|Notes: Actual figures would have varied greatly from piece to piece due to the very serious lack of standardization that existed. Weight is that of the weapon proper, in kilograms, without ancillary equipment. In the case of the arquebus, such equipment frequently included a light stand in addition to tools for servicing the weapon. Proj Wt, is the weight of the missile, in grams. "MV", is the "muzzle velocity", or speed of the projectile as it leaves the weapon, expressed in meters per second. The higher this figure, the more accurate the weapon is likely to be. KE, is the kinetic energy possessed by the projectile as it leaves the weapon, expressed in joules, which suggests its hitting power . RPM is the number of rounds it was possible to fire per minute, with the lower figure being the sustainable rate of fire and the higher, the maximum. Range is the distance at which the weapon could reasonably be expected to be effective, expressed in meters. Maximum range was many times that given, though accuracy would deteriorate markedly.|
The inferiority of the arquebus to the other two weapons was actually even greater than the data suggest. Since it was subject to fouling due to the build up of unburnt powder in the barrel, the effective range of the arquebus tended to decay after a few rounds. So it would certainly be reasonable to conclude that the arquebus was in every way inferior to the two older weapons. Technically, this was precisely the case.
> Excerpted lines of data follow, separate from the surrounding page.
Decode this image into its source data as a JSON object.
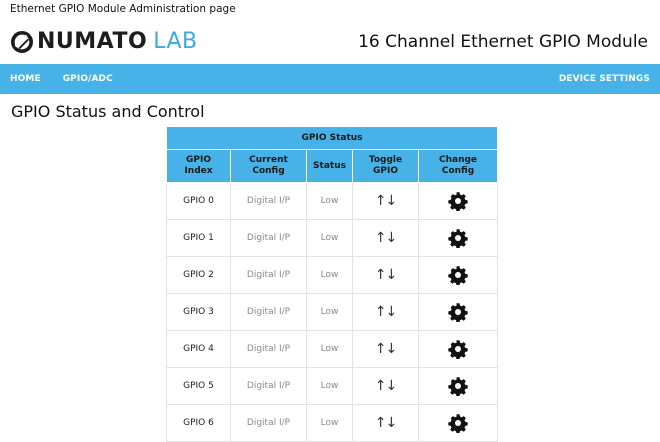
{
  "window": {
    "title": "Ethernet GPIO Module Administration page"
  },
  "header": {
    "logo_text": "NUMATO",
    "logo_accent": "LAB",
    "product_title": "16 Channel Ethernet GPIO Module"
  },
  "nav": {
    "home": "HOME",
    "gpio_adc": "GPIO/ADC",
    "device_settings": "DEVICE SETTINGS"
  },
  "colors": {
    "accent": "#46b2e8",
    "logo_accent": "#3fa9dc"
  },
  "main": {
    "title": "GPIO Status and Control",
    "table": {
      "caption": "GPIO Status",
      "headers": {
        "index_line1": "GPIO",
        "index_line2": "Index",
        "config_line1": "Current",
        "config_line2": "Config",
        "status": "Status",
        "toggle_line1": "Toggle",
        "toggle_line2": "GPIO",
        "change_line1": "Change",
        "change_line2": "Config"
      },
      "toggle_icon": "up-down-arrows-icon",
      "change_icon": "gear-icon",
      "rows": [
        {
          "index": "GPIO 0",
          "config": "Digital I/P",
          "status": "Low",
          "toggle": "↑↓"
        },
        {
          "index": "GPIO 1",
          "config": "Digital I/P",
          "status": "Low",
          "toggle": "↑↓"
        },
        {
          "index": "GPIO 2",
          "config": "Digital I/P",
          "status": "Low",
          "toggle": "↑↓"
        },
        {
          "index": "GPIO 3",
          "config": "Digital I/P",
          "status": "Low",
          "toggle": "↑↓"
        },
        {
          "index": "GPIO 4",
          "config": "Digital I/P",
          "status": "Low",
          "toggle": "↑↓"
        },
        {
          "index": "GPIO 5",
          "config": "Digital I/P",
          "status": "Low",
          "toggle": "↑↓"
        },
        {
          "index": "GPIO 6",
          "config": "Digital I/P",
          "status": "Low",
          "toggle": "↑↓"
        }
      ]
    }
  }
}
But the arquebus possessed several advantages over its two rivals.
Relatively speaking the arquebus was cheaper than either the longbow, which had to be meticulously handcrafted from yew, and the crossbow, which required equally meticulous workmanship and rather expensive steel as well. The arquebus could be mass-produced by a foundry in fairly cheap cast iron. In addition, while the range, accuracy, and effectiveness of an arquebus round were inferior to those of the other weapons, an arquebusier could carry more ammunition than either of his competitors. Arquebus ammo weighed less than arrows or crossbow bolts, even after adding in the powder charge.
|Rounds in Three Kilograms of Ammunition|
As a result of this difference in ammunition weight, an arquebusier could sustain fire longer than either a crossbowman or a longbowman. And ultimately it was sustained fire that won battles, more than accurate fire.